circuits, and the discrimination between the these is lost. From a
differential node voltage perspective at the receiver, the result is the
same. The voltage between the signal and ground will remain the same. If
there is a difference, then somewhere in the circuit, the ground partial
inductance has not been reduced into the loop inductance for the signal path
and power paths.
This is a pretty standard transformation from partial inductance/resistance
matrices to loop inductance/resistance matrices, and is covered quite
extensively in Brian Young's book, which is still the best on the subject.
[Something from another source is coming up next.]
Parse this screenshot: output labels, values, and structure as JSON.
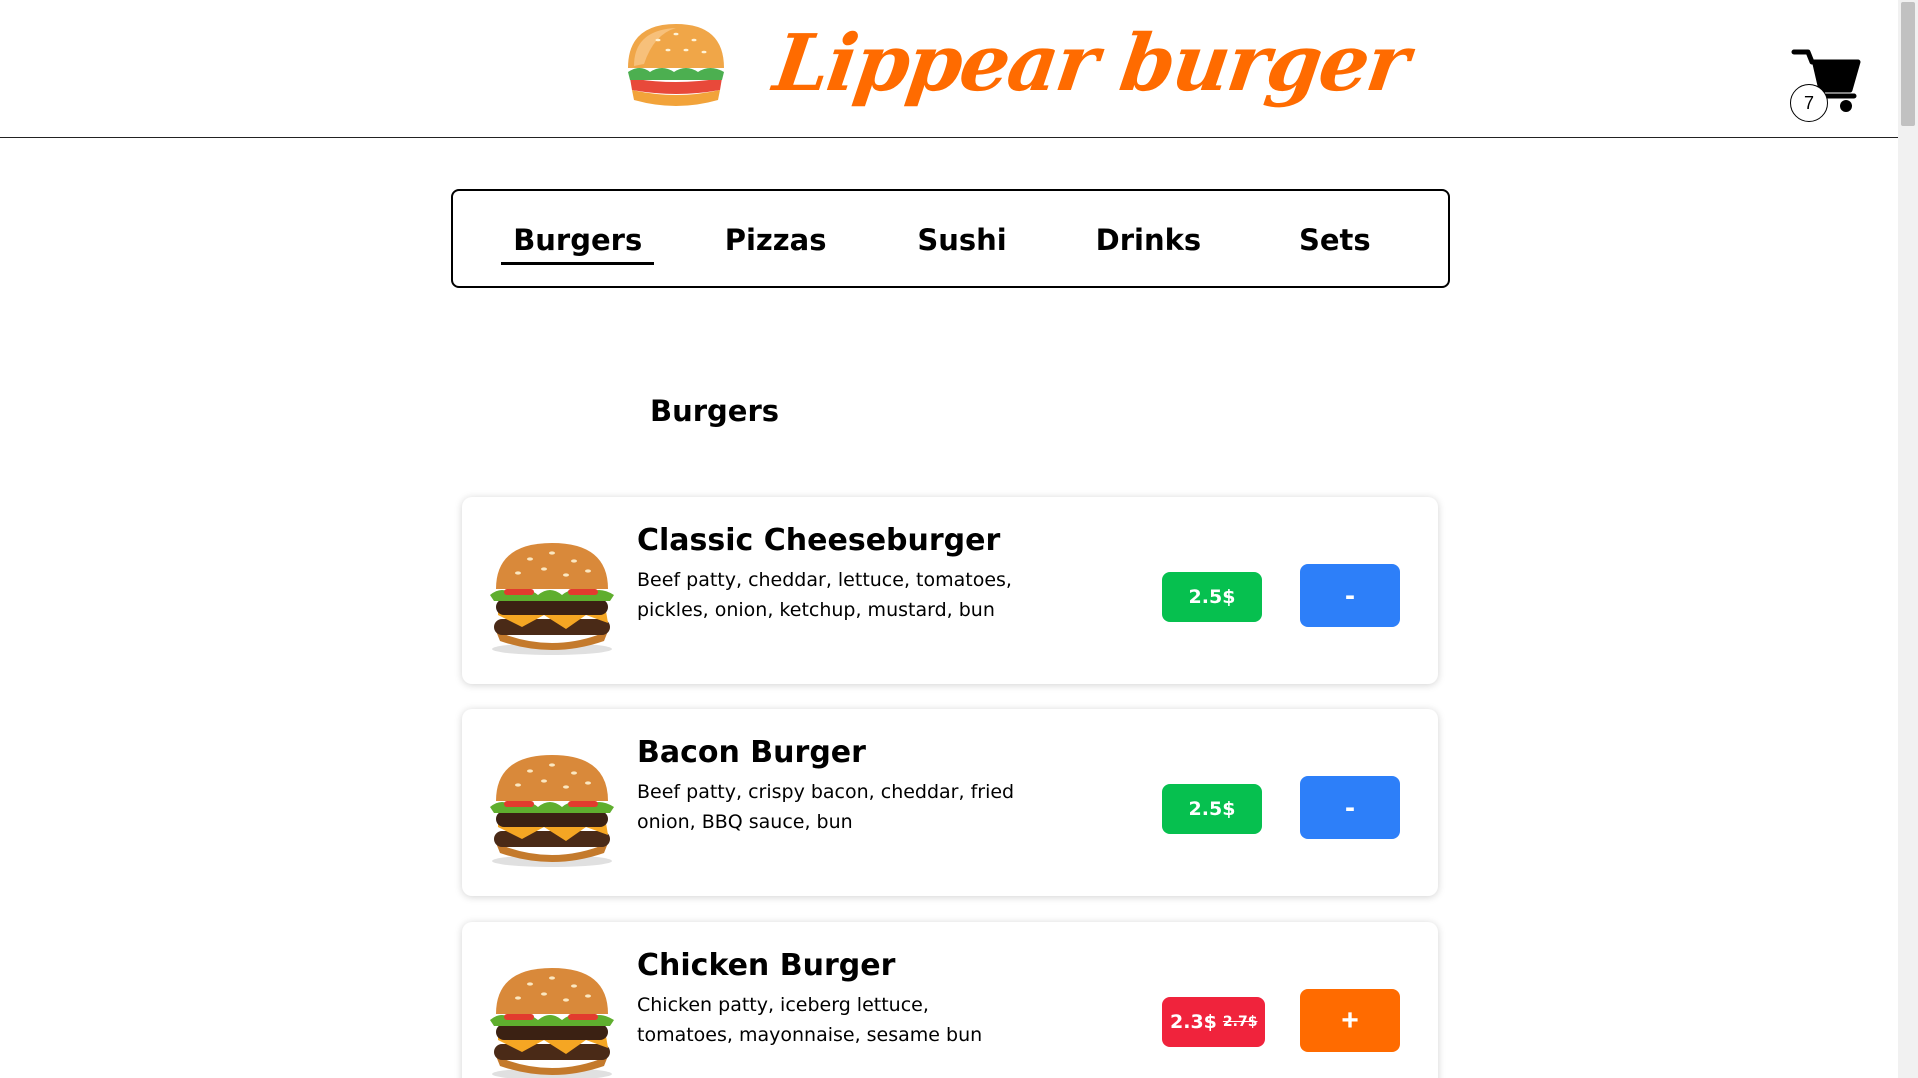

He's been at Motorola and TI. I believe he's at TI now running their ASIC
978.461-0449 x 133
<ibis-interconn-bounce@xxxxxxxxxxxxx> On Behalf Of Bradley Brim
Sent: Friday, March 9, 2018 3:28 AM
To: Muranyi, Arpad <Arpad_Muranyi@xxxxxxxxxx>; ibis-macro@xxxxxxxxxxxxx;
Subject: [ibis-interconn] Re: A_gnd in IBIS 6.1
For some but not all circuit simulators, “A_gnd is a local reference node
but may be connected to Node 0 per user-configurable option”.
As Walter often says … “a rose by any other name …”
P.S. Please notice no use of the word “ground” was applied and no small
cuddly animals or innocent plants were harmed in the generation of this
[mailto:ibis-interconn-bounce@xxxxxxxxxxxxx] On Behalf Of Muranyi, Arpad
Sent: Thursday, March 8, 2018 11:17 PM
To: ibis-macro@xxxxxxxxxxxxx <mailto:ibis-macro@xxxxxxxxxxxxx> ;
<mailto:ibis-interconn@xxxxxxxxxxxxx> ) <ibis-interconn@xxxxxxxxxxxxx
Subject: [ibis-interconn] Re: A_gnd in IBIS 6.1
So, after all this, how should we define/describe A_gnd in IBIS?
* is it something global
* is it something local
* is it a signal/power ground
* is it a chassis ground
* is it an earth ground
* is it a reference
* anything else?
Obviously some of these are nonsense, but (except for the last one)
they were all mentioned in this conversation one way or another…
By the way, if we want to call it a reference instead of ground, we
might want to consider a new IBIS reserved name for it: A_ref
(just be consistent with how we would refer to it in the text)…